For 19 years the family – Adem, Milka, and three children – lived in Belgrade, where Mr. Jakupi worked as an electrician. But as his two daughters got older, his family in Kosovo pressured him to return so that they would not end up marrying Serbs.
In traditional Albanian families it is easier for men to marry outside the faith than for women, since wives are expected to adapt to their husbands’ faith.
Daughter Ginera ended up marrying a Bosnian Muslim; her younger sister, Zulfija, an ethnic Albanian. But Almir, the youngest child and a university student of English, says he would most like to have an English wife.
Slide toward animosity
After the family moved to Pristina, the Kosovar capital, Mrs. Jakupi says that other Serbs only occasionally teased her for having married an Albanian – although she never converted to Islam or mastered the Albanian language.
But after Tito died, relations between Serbs and Albanians in Kosovo deteriorated, as nationalism swept over Yugoslavia. Serbian President Slobodan Milosevic set off a cycle of secession and bloodshed that began when he lifted Kosovo’s autonomy in 1989.
“When Milosevic came to power, he gave Serbs the freedom to express their hate,” Mrs. Jakupi says. But she wonders out loud whether this was really a hate left over from past deeds or sown by current leaders.
In the early 1990s, Mrs. Jakupi says she did not feel personally endangered by fellow Serbs, though she did worry about the safety of her husband and children because of their Albanian names.
When NATO airstrikes against Yugoslavia began in March, Serbian forces launched their own campaign against ethnic Albanians in Kosovo. “I was in as much danger as Albanians, only because I was the wife of an Albanian,” she says.
Her son, Almir, fled to relatives in Belgrade, maintaining a low profile to avoid the police. “I always had to say what the Serbs around me wanted to hear: that Kosovo is the heart of Serbia,” he says. Though he wanted to escape to the relative safety of Macedonia, he was afraid of the many police checkpoints along the way. Almir speaks Serbian with a Belgrade accent, but his name is unmistakably Albanian.

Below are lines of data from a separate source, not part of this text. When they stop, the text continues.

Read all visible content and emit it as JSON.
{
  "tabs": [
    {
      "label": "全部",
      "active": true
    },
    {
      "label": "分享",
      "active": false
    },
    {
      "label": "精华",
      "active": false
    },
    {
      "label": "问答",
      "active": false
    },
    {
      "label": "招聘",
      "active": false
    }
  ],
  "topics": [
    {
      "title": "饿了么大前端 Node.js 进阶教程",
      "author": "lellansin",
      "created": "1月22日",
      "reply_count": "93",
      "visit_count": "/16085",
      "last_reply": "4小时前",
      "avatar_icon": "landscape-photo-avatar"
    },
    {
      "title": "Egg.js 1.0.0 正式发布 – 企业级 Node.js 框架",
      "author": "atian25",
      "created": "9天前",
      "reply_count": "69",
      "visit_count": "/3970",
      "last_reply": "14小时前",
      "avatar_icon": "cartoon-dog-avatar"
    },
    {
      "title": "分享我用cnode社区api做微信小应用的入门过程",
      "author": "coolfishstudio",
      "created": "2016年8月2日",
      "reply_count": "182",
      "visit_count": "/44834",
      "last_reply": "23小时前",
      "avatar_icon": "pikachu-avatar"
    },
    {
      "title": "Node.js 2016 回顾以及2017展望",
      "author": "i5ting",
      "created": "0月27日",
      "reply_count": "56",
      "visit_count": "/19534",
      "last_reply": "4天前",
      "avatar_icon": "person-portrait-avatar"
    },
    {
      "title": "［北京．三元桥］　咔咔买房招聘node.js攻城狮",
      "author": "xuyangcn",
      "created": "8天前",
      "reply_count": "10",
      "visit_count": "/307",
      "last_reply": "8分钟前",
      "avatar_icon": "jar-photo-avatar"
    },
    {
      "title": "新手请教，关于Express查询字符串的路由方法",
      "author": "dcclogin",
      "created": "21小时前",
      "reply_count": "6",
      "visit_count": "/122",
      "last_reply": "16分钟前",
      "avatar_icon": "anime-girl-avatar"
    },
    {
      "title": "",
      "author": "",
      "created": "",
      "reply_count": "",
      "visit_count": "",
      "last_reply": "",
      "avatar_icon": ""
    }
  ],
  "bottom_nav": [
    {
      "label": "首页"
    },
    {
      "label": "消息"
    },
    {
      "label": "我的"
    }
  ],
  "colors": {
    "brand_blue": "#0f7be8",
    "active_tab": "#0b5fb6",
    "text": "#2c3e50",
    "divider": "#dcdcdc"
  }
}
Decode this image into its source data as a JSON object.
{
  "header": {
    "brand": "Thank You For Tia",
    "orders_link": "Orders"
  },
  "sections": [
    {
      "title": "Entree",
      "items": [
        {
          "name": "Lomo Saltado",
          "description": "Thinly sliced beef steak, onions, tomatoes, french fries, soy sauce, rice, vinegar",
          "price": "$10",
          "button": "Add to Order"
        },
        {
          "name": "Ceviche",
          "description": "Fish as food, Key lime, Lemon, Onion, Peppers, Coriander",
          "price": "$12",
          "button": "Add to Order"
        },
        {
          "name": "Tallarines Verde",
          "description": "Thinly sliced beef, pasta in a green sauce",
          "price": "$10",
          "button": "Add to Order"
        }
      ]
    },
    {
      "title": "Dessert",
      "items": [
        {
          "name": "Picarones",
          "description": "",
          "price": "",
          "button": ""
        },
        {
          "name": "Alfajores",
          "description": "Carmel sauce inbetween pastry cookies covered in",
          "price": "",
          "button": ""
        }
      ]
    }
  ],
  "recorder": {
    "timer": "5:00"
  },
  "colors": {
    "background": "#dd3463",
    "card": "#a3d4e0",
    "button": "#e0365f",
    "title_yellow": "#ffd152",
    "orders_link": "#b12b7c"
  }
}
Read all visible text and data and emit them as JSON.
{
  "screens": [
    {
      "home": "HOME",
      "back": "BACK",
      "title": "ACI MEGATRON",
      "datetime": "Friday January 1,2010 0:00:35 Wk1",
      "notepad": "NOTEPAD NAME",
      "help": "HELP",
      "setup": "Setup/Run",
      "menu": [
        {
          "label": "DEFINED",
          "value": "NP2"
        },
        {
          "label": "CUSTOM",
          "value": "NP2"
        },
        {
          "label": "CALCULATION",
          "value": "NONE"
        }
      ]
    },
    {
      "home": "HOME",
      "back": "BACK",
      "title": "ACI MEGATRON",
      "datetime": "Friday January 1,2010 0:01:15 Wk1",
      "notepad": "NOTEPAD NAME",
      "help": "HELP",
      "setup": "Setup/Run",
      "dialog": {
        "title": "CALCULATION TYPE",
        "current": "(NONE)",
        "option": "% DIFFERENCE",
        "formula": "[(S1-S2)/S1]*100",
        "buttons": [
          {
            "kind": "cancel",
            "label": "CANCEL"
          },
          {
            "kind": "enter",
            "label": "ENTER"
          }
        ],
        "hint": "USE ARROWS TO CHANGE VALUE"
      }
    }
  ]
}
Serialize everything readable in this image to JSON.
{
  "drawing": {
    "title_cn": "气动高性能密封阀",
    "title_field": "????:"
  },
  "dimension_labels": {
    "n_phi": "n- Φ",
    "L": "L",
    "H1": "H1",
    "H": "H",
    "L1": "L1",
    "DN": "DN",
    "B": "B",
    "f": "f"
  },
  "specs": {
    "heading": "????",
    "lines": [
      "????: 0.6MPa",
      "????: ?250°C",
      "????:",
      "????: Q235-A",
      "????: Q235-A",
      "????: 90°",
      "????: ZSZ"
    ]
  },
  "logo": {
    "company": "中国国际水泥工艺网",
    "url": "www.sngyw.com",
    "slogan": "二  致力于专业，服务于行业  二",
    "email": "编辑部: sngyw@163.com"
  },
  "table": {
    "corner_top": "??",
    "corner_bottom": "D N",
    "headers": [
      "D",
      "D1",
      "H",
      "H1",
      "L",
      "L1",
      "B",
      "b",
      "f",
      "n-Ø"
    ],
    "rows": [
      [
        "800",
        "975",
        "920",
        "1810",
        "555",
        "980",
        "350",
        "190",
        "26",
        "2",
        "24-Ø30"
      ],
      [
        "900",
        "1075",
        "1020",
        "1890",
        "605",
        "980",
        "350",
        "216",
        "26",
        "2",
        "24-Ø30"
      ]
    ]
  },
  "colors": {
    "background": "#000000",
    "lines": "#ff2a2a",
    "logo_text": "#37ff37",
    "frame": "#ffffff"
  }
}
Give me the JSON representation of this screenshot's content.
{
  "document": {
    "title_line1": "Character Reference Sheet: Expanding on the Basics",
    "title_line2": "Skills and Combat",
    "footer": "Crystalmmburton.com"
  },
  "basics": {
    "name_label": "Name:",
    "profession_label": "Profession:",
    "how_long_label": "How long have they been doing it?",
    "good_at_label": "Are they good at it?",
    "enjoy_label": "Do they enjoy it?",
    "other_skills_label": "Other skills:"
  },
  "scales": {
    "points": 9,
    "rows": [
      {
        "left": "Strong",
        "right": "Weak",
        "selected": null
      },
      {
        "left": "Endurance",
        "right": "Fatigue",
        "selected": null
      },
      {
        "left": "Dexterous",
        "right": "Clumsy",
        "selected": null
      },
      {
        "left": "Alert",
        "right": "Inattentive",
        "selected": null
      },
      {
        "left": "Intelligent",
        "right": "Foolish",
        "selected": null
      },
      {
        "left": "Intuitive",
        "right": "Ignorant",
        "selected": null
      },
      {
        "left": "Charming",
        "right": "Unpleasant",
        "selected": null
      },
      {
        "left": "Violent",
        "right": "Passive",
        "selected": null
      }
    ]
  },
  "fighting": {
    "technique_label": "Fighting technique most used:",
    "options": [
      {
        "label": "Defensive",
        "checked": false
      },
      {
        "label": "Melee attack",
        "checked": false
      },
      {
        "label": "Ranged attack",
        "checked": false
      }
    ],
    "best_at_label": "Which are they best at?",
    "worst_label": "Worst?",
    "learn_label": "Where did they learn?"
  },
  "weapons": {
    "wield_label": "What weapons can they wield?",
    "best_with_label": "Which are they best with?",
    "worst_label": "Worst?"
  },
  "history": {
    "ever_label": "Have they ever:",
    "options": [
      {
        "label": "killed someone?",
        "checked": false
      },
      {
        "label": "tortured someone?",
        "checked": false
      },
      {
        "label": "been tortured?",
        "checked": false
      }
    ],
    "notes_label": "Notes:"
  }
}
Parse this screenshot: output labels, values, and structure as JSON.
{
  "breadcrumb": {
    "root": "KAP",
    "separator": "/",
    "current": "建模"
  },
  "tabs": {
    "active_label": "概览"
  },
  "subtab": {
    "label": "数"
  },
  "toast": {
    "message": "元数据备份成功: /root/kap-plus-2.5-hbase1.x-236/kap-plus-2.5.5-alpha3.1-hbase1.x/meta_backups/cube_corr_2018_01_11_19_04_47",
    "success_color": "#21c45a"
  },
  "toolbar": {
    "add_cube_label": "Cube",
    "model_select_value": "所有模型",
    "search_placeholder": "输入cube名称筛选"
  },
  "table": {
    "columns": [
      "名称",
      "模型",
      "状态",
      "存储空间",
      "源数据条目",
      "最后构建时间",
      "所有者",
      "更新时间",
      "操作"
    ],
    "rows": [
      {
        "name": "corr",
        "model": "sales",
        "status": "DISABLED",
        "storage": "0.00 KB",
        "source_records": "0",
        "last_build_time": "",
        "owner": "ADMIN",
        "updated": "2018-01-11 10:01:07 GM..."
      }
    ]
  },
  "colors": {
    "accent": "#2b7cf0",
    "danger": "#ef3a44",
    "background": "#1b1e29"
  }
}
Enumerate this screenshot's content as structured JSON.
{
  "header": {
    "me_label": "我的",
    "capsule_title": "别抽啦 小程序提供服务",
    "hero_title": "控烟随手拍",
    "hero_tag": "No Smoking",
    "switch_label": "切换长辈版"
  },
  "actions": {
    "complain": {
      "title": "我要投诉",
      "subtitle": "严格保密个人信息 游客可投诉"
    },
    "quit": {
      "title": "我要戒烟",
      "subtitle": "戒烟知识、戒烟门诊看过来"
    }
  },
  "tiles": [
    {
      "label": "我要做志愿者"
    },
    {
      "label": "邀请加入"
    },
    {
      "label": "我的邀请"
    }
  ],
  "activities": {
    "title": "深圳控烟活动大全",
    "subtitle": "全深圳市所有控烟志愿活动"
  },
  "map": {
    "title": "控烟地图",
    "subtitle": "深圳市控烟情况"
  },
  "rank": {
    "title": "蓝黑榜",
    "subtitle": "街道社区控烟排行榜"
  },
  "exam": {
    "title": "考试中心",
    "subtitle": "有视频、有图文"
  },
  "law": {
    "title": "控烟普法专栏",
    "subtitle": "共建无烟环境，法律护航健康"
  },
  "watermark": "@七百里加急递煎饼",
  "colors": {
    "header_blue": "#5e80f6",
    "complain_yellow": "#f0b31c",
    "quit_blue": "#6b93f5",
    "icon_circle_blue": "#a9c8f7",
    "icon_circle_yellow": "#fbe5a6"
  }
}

His sister Ginera, who was living in the northern Kosovar town of Podujevo with her husband, fled with relatives into the hills from rampaging Serbian forces. “Every time we heard shooting, we would move on,” she remembers. In her last month of pregnancy, Ginera gave birth to a baby in the woods. Before she and her relatives reached Pristina, they had spent three weeks running from the Serbs.
“I am deeply saddened that my people did such things,” says Mrs. Jakupi, who stayed in Pristina during the NATO air campaign to guard her apartment against looting.
“My nationality helped a little, but my last name put me in danger.”
She says the police came twice to her apartment, a modest home in a three-story building. Once the police pointed a machine gun at her, threatening to kill her because she had married an Albanian.
The unusual circumstances of Mrs. Jakupi, who now considers herself more Albanian than Serbian, have given her an uncommon perspective in Kosovo.
“I have always been happy with Albanians, and I support their freedom,” she says Mrs. Jakupi. “I know how much they were tortured under Serbian rule.”
Still in danger
While the Serbian forces have now withdrawn as part of an international peace agreement for Kosovo, she is still not absolutely safe. Tens of thousands of Kosovar Serbs, fearful that Albanians will now seek revenge, are fleeing the province. Mrs. Jakupi says that when she goes onto the street now, she speaks only Albanian.
Almir says that when he sees ethnic Albanians breaking into empty apartments belonging to Serbs, he asks them why they want to show the world that Albanians are the same as the Serbs were.
“I can’t hate anyone, not even in my dreams,” he says. But in a land filled with animosity, it appears that there is little room here for a young man who still insists on calling himself an internationalist.
“After I saw Serbs looting Albanian homes – and now Albanians looting Serb homes…. I just want to get out of here and maybe come back in 10 years as a tourist.”